Reproduce the records exactly. Leave the pictures out.

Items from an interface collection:
◇ ◇ ◇ ◇

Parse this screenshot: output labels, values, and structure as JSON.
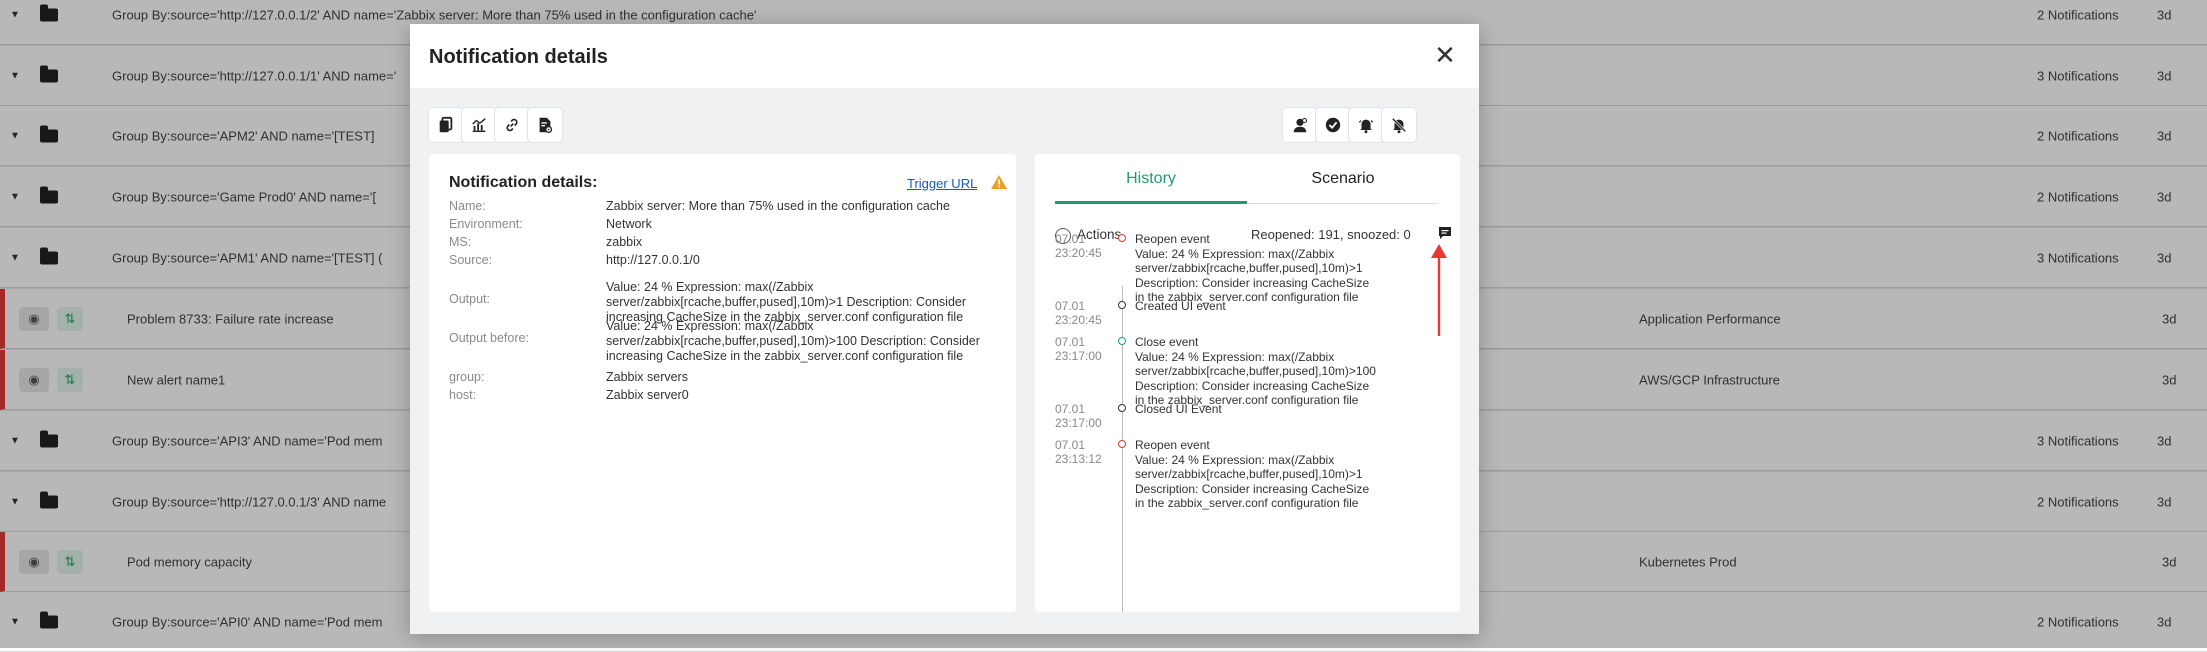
{
  "background": {
    "rows": [
      {
        "type": "group",
        "title": "Group By:source='http://127.0.0.1/2' AND name='Zabbix server: More than 75% used in the configuration cache'",
        "category": "",
        "count": "2 Notifications",
        "age": "3d"
      },
      {
        "type": "group",
        "title": "Group By:source='http://127.0.0.1/1' AND name='",
        "category": "",
        "count": "3 Notifications",
        "age": "3d"
      },
      {
        "type": "group",
        "title": "Group By:source='APM2' AND name='[TEST]",
        "category": "",
        "count": "2 Notifications",
        "age": "3d"
      },
      {
        "type": "group",
        "title": "Group By:source='Game Prod0' AND name='[",
        "category": "",
        "count": "2 Notifications",
        "age": "3d"
      },
      {
        "type": "group",
        "title": "Group By:source='APM1' AND name='[TEST] (",
        "category": "",
        "count": "3 Notifications",
        "age": "3d"
      },
      {
        "type": "alert",
        "title": "Problem 8733: Failure rate increase",
        "category": "Application Performance",
        "count": "",
        "age": "3d"
      },
      {
        "type": "alert",
        "title": "New alert name1",
        "category": "AWS/GCP Infrastructure",
        "count": "",
        "age": "3d"
      },
      {
        "type": "group",
        "title": "Group By:source='API3' AND name='Pod mem",
        "category": "",
        "count": "3 Notifications",
        "age": "3d"
      },
      {
        "type": "group",
        "title": "Group By:source='http://127.0.0.1/3' AND name",
        "category": "",
        "count": "2 Notifications",
        "age": "3d"
      },
      {
        "type": "alert",
        "title": "Pod memory capacity",
        "category": "Kubernetes Prod",
        "count": "",
        "age": "3d"
      },
      {
        "type": "group",
        "title": "Group By:source='API0' AND name='Pod mem",
        "category": "",
        "count": "2 Notifications",
        "age": "3d"
      }
    ]
  },
  "modal": {
    "title": "Notification details",
    "close_glyph": "✕"
  },
  "details": {
    "title": "Notification details:",
    "trigger_url": "Trigger URL",
    "fields": [
      {
        "label": "Name:",
        "value": "Zabbix server: More than 75% used in the configuration cache"
      },
      {
        "label": "Environment:",
        "value": "Network"
      },
      {
        "label": "MS:",
        "value": "zabbix"
      },
      {
        "label": "Source:",
        "value": "http://127.0.0.1/0"
      },
      {
        "label": "Output:",
        "value": "Value: 24 % Expression: max(/Zabbix server/zabbix[rcache,buffer,pused],10m)>1 Description: Consider increasing CacheSize in the zabbix_server.conf configuration file"
      },
      {
        "label": "Output before:",
        "value": "Value: 24 % Expression: max(/Zabbix server/zabbix[rcache,buffer,pused],10m)>100 Description: Consider increasing CacheSize in the zabbix_server.conf configuration file"
      },
      {
        "label": "group:",
        "value": "Zabbix servers"
      },
      {
        "label": "host:",
        "value": "Zabbix server0"
      }
    ]
  },
  "history": {
    "tabs": [
      "History",
      "Scenario"
    ],
    "actions_label": "Actions",
    "reopened_text": "Reopened: 191, snoozed: 0",
    "events": [
      {
        "date": "07.01",
        "time": "23:20:45",
        "color": "#e53935",
        "title": "Reopen event",
        "detail": "Value: 24 % Expression: max(/Zabbix server/zabbix[rcache,buffer,pused],10m)>1 Description: Consider increasing CacheSize in the zabbix_server.conf configuration file"
      },
      {
        "date": "07.01",
        "time": "23:20:45",
        "color": "#333333",
        "title": "Created UI event",
        "detail": ""
      },
      {
        "date": "07.01",
        "time": "23:17:00",
        "color": "#1a9e6f",
        "title": "Close event",
        "detail": "Value: 24 % Expression: max(/Zabbix server/zabbix[rcache,buffer,pused],10m)>100 Description: Consider increasing CacheSize in the zabbix_server.conf configuration file"
      },
      {
        "date": "07.01",
        "time": "23:17:00",
        "color": "#333333",
        "title": "Closed UI Event",
        "detail": ""
      },
      {
        "date": "07.01",
        "time": "23:13:12",
        "color": "#e53935",
        "title": "Reopen event",
        "detail": "Value: 24 % Expression: max(/Zabbix server/zabbix[rcache,buffer,pused],10m)>1 Description: Consider increasing CacheSize in the zabbix_server.conf configuration file"
      }
    ]
  },
  "toolbar": {
    "left": [
      "copy-icon",
      "chart-icon",
      "link-icon",
      "document-settings-icon"
    ],
    "right": [
      "assign-user-icon",
      "check-circle-icon",
      "bell-icon",
      "bell-off-icon"
    ]
  },
  "colors": {
    "accent": "#1a9e6f",
    "alert": "#e53935",
    "link": "#1a56c7",
    "warning": "#f0a020"
  }
}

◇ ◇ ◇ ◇

- [EXERCISE OUTPUT]
Parse this screenshot: output labels, values, and structure as JSON.
{
  "background": {
    "rows": [
      {
        "type": "group",
        "title": "Group By:source='http://127.0.0.1/2' AND name='Zabbix server: More than 75% used in the configuration cache'",
        "category": "",
        "count": "2 Notifications",
        "age": "3d"
      },
      {
        "type": "group",
        "title": "Group By:source='http://127.0.0.1/1' AND name='",
        "category": "",
        "count": "3 Notifications",
        "age": "3d"
      },
      {
        "type": "group",
        "title": "Group By:source='APM2' AND name='[TEST]",
        "category": "",
        "count": "2 Notifications",
        "age": "3d"
      },
      {
        "type": "group",
        "title": "Group By:source='Game Prod0' AND name='[",
        "category": "",
        "count": "2 Notifications",
        "age": "3d"
      },
      {
        "type": "group",
        "title": "Group By:source='APM1' AND name='[TEST] (",
        "category": "",
        "count": "3 Notifications",
        "age": "3d"
      },
      {
        "type": "alert",
        "title": "Problem 8733: Failure rate increase",
        "category": "Application Performance",
        "count": "",
        "age": "3d"
      },
      {
        "type": "alert",
        "title": "New alert name1",
        "category": "AWS/GCP Infrastructure",
        "count": "",
        "age": "3d"
      },
      {
        "type": "group",
        "title": "Group By:source='API3' AND name='Pod mem",
        "category": "",
        "count": "3 Notifications",
        "age": "3d"
      },
      {
        "type": "group",
        "title": "Group By:source='http://127.0.0.1/3' AND name",
        "category": "",
        "count": "2 Notifications",
        "age": "3d"
      },
      {
        "type": "alert",
        "title": "Pod memory capacity",
        "category": "Kubernetes Prod",
        "count": "",
        "age": "3d"
      },
      {
        "type": "group",
        "title": "Group By:source='API0' AND name='Pod mem",
        "category": "",
        "count": "2 Notifications",
        "age": "3d"
      }
    ]
  },
  "modal": {
    "title": "Notification details",
    "close_glyph": "✕"
  },
  "details": {
    "title": "Notification details:",
    "trigger_url": "Trigger URL",
    "fields": [
      {
        "label": "Name:",
        "value": "Zabbix server: More than 75% used in the configuration cache"
      },
      {
        "label": "Environment:",
        "value": "Network"
      },
      {
        "label": "MS:",
        "value": "zabbix"
      },
      {
        "label": "Source:",
        "value": "http://127.0.0.1/0"
      },
      {
        "label": "Output:",
        "value": "Value: 24 % Expression: max(/Zabbix server/zabbix[rcache,buffer,pused],10m)>1 Description: Consider increasing CacheSize in the zabbix_server.conf configuration file"
      },
      {
        "label": "Output before:",
        "value": "Value: 24 % Expression: max(/Zabbix server/zabbix[rcache,buffer,pused],10m)>100 Description: Consider increasing CacheSize in the zabbix_server.conf configuration file"
      },
      {
        "label": "group:",
        "value": "Zabbix servers"
      },
      {
        "label": "host:",
        "value": "Zabbix server0"
      }
    ]
  },
  "history": {
    "tabs": [
      "History",
      "Scenario"
    ],
    "actions_label": "Actions",
    "reopened_text": "Reopened: 191, snoozed: 0",
    "events": [
      {
        "date": "07.01",
        "time": "23:20:45",
        "color": "#e53935",
        "title": "Reopen event",
        "detail": "Value: 24 % Expression: max(/Zabbix server/zabbix[rcache,buffer,pused],10m)>1 Description: Consider increasing CacheSize in the zabbix_server.conf configuration file"
      },
      {
        "date": "07.01",
        "time": "23:20:45",
        "color": "#333333",
        "title": "Created UI event",
        "detail": ""
      },
      {
        "date": "07.01",
        "time": "23:17:00",
        "color": "#1a9e6f",
        "title": "Close event",
        "detail": "Value: 24 % Expression: max(/Zabbix server/zabbix[rcache,buffer,pused],10m)>100 Description: Consider increasing CacheSize in the zabbix_server.conf configuration file"
      },
      {
        "date": "07.01",
        "time": "23:17:00",
        "color": "#333333",
        "title": "Closed UI Event",
        "detail": ""
      },
      {
        "date": "07.01",
        "time": "23:13:12",
        "color": "#e53935",
        "title": "Reopen event",
        "detail": "Value: 24 % Expression: max(/Zabbix server/zabbix[rcache,buffer,pused],10m)>1 Description: Consider increasing CacheSize in the zabbix_server.conf configuration file"
      }
    ]
  },
  "toolbar": {
    "left": [
      "copy-icon",
      "chart-icon",
      "link-icon",
      "document-settings-icon"
    ],
    "right": [
      "assign-user-icon",
      "check-circle-icon",
      "bell-icon",
      "bell-off-icon"
    ]
  },
  "colors": {
    "accent": "#1a9e6f",
    "alert": "#e53935",
    "link": "#1a56c7",
    "warning": "#f0a020"
  }
}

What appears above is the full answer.